Employers worry about setting a precedent for all employees when they make accommodations for pregnant women. If they let one woman have a chair to sit during a “standing only position” then they fear having to let others do the same.
Alleviate your concerns by asking your employee for a doctor’s note explaining why the accommodation is crucial to her health and the health of her baby. Understanding and communicating that the accommodation is temporary may also help put your anxieties to rest.
#7 Your Last Resort
What if the accommodations just aren’t cutting it?
Only when all possible accommodations have been found inadequate by the employer or employee should HR suggest unpaid leave. FMLA could be an option, but because this leave is unpaid, it should be the final resort.
#8 Lactation is a Right
Her maternity leave is almost over, and you’re eager for your employee to rejoin the team (and show you baby pictures). Make sure you have a lactation space prepared for her first day back – it’s the law!
Under the Patient Protection and Affordable Care Act, employers are required to provide “reasonable break time for an employee to express breast milk for her nursing child for 1 year after the child’s birth each time such employee has need to express the milk.”
Employers are also required to provide “a place, other than a bathroom, that is shielded from view and free from intrusion from coworkers and the public, which may be used by an employee to express breast milk.” Read more about the rights of nursing mothers here.
#9 FMLA for Both Parents

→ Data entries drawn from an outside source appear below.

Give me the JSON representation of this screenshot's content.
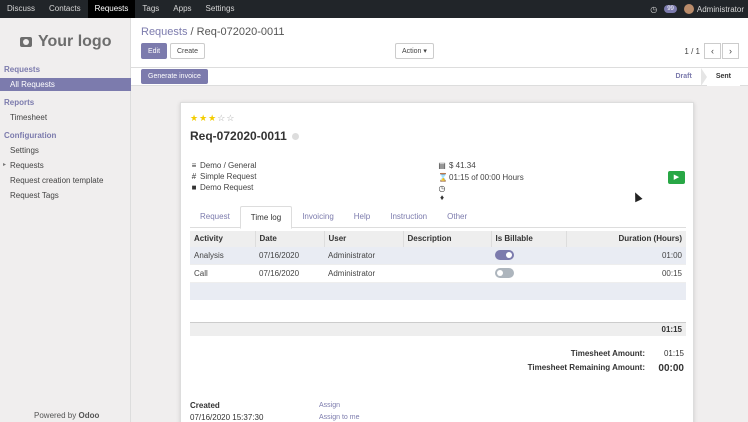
{
  "navbar": {
    "menu": [
      "Discuss",
      "Contacts",
      "Requests",
      "Tags",
      "Apps",
      "Settings"
    ],
    "active_index": 2,
    "chat_badge": "99",
    "user": "Administrator"
  },
  "sidebar": {
    "logo_text": "Your logo",
    "sections": [
      {
        "title": "Requests",
        "items": [
          {
            "label": "All Requests",
            "active": true
          }
        ]
      },
      {
        "title": "Reports",
        "items": [
          {
            "label": "Timesheet"
          }
        ]
      },
      {
        "title": "Configuration",
        "items": [
          {
            "label": "Settings"
          },
          {
            "label": "Requests",
            "collapsible": true
          },
          {
            "label": "Request creation template"
          },
          {
            "label": "Request Tags"
          }
        ]
      }
    ],
    "powered_prefix": "Powered by",
    "powered_brand": "Odoo"
  },
  "control": {
    "breadcrumb_parent": "Requests",
    "breadcrumb_sep": "/",
    "breadcrumb_current": "Req-072020-0011",
    "edit_label": "Edit",
    "create_label": "Create",
    "action_label": "Action",
    "pager": "1 / 1"
  },
  "header": {
    "generate_invoice_label": "Generate invoice",
    "stages": [
      "Draft",
      "Sent"
    ],
    "current_stage": "Sent"
  },
  "record": {
    "priority": {
      "filled": 3,
      "total": 5
    },
    "name": "Req-072020-0011",
    "category": "Demo / General",
    "type": "Simple Request",
    "service": "Demo Request",
    "price": "$ 41.34",
    "time_spent": "01:15 of 00:00 Hours"
  },
  "tabs": [
    "Request",
    "Time log",
    "Invoicing",
    "Help",
    "Instruction",
    "Other"
  ],
  "active_tab": "Time log",
  "timelog": {
    "columns": [
      "Activity",
      "Date",
      "User",
      "Description",
      "Is Billable",
      "Duration (Hours)"
    ],
    "rows": [
      {
        "activity": "Analysis",
        "date": "07/16/2020",
        "user": "Administrator",
        "description": "",
        "billable": true,
        "duration": "01:00"
      },
      {
        "activity": "Call",
        "date": "07/16/2020",
        "user": "Administrator",
        "description": "",
        "billable": false,
        "duration": "00:15"
      }
    ],
    "total": "01:15"
  },
  "summary": {
    "timesheet_amount_label": "Timesheet Amount:",
    "timesheet_amount": "01:15",
    "remaining_label": "Timesheet Remaining Amount:",
    "remaining": "00:00"
  },
  "footer": {
    "created_label": "Created",
    "created_value": "07/16/2020 15:37:30",
    "assign_label": "Assign",
    "assign_to_me_label": "Assign to me"
  },
  "colors": {
    "brand": "#7c7bad",
    "success": "#28a745",
    "navbar": "#212529"
  }
}
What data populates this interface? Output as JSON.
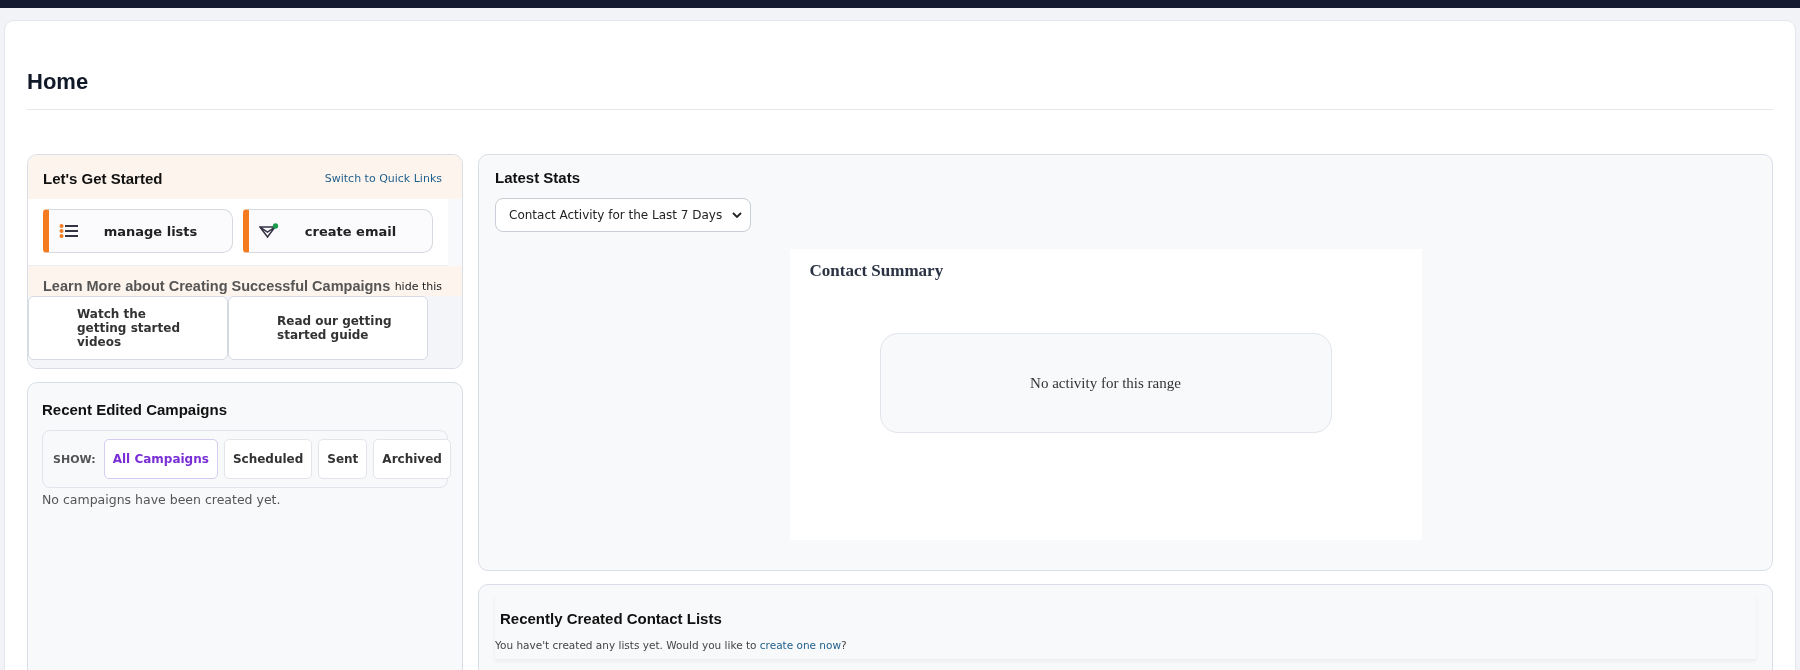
{
  "page_title": "Home",
  "get_started": {
    "title": "Let's Get Started",
    "switch_link": "Switch to Quick Links",
    "actions": [
      {
        "kind": "lists",
        "label": "manage lists"
      },
      {
        "kind": "email",
        "label": "create email"
      }
    ],
    "learn_title": "Learn More about Creating Successful Campaigns",
    "hide_link": "hide this",
    "resources": [
      "Watch the getting started videos",
      "Read our getting started guide"
    ]
  },
  "campaigns": {
    "title": "Recent Edited Campaigns",
    "show_label": "SHOW:",
    "filters": [
      {
        "label": "All Campaigns",
        "selected": true
      },
      {
        "label": "Scheduled",
        "selected": false
      },
      {
        "label": "Sent",
        "selected": false
      },
      {
        "label": "Archived",
        "selected": false
      }
    ],
    "empty": "No campaigns have been created yet."
  },
  "stats": {
    "title": "Latest Stats",
    "range": "Contact Activity for the Last 7 Days",
    "chart_title": "Contact Summary",
    "empty": "No activity for this range"
  },
  "contact_lists": {
    "title": "Recently Created Contact Lists",
    "before": "You have't created any lists yet. Would you like to ",
    "link": "create one now",
    "after": "?"
  }
}
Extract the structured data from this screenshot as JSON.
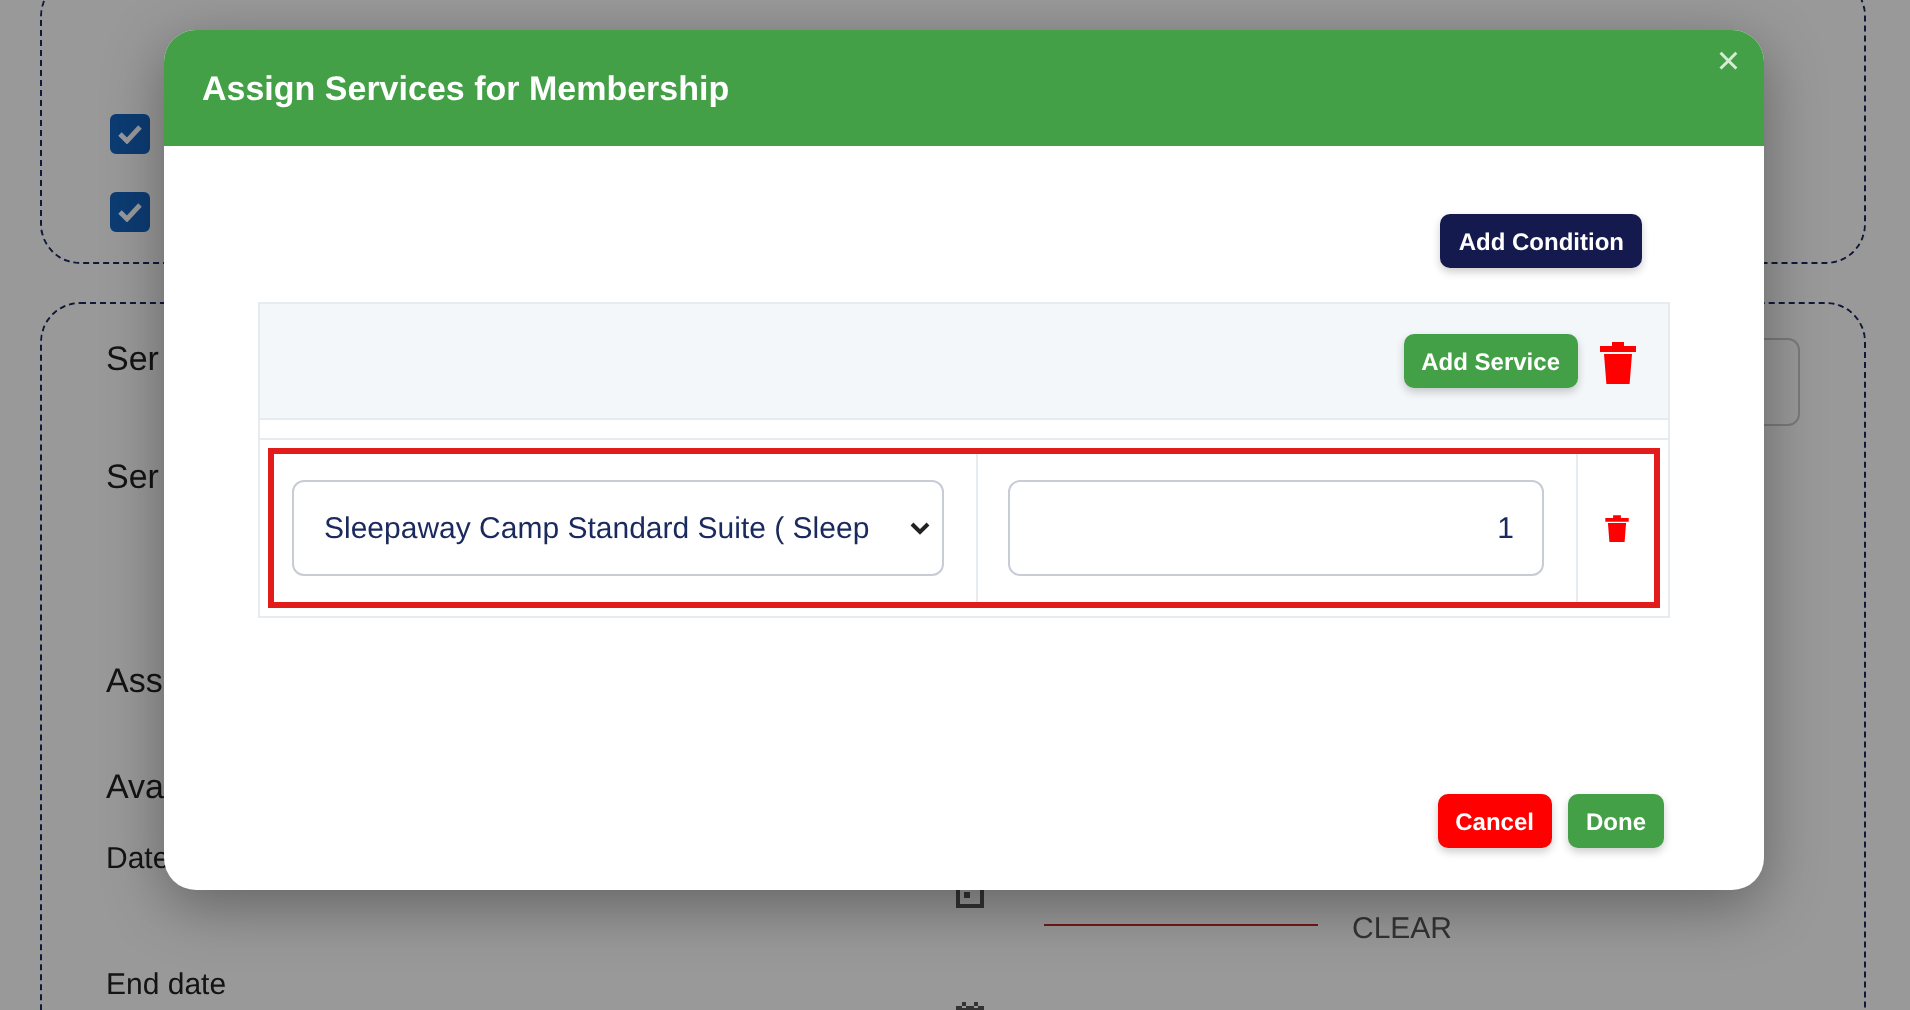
{
  "background": {
    "checkboxes": [
      {
        "checked": true
      },
      {
        "checked": true
      }
    ],
    "labels": [
      "Ser",
      "Ser",
      "Ass",
      "Ava"
    ],
    "date_fields": [
      {
        "label": "Date",
        "clear": "CLEAR"
      },
      {
        "label": "End date"
      }
    ]
  },
  "modal": {
    "title": "Assign Services for Membership",
    "close": "×",
    "add_condition": "Add Condition",
    "add_service": "Add Service",
    "rows": [
      {
        "service": "Sleepaway Camp Standard Suite ( Sleep",
        "quantity": "1",
        "highlighted": true
      }
    ],
    "buttons": [
      {
        "label": "Cancel",
        "kind": "cancel"
      },
      {
        "label": "Done",
        "kind": "done"
      }
    ]
  }
}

Maybe your workplace is filled with twice as much excitement and you’re employing both parents. If both parents are your employees, it is important to distribute your time and resources equally.
FMLA* could enable new parents, foster parents, or adoptive parents to take up to 12 weeks of leave to bond with their newborn or care for their child. If FMLA applies to both parents, you should avoid focusing on just one parent.
Note* Employers are not required to offer FMLA to their employees unless the employer has 50 or more employees working within a 75-mile radius.
#10 Remember State Laws
Don’t forget – some states have greater protection for pregnant or nursing mothers, so make sure your workplace is compliant with both federal and state laws. Read more information on your state laws for pregnant and nursing mothers here.
Understanding the laws and establishing appropriate accommodations for your pregnant employees and new parents will only multiply your organization’s success.
We know that navigating the legalities of employer and employee rights can be challenging. Contact us to learn about how we can help you find HR solutions to accommodating your pregnant and recently pregnant employees.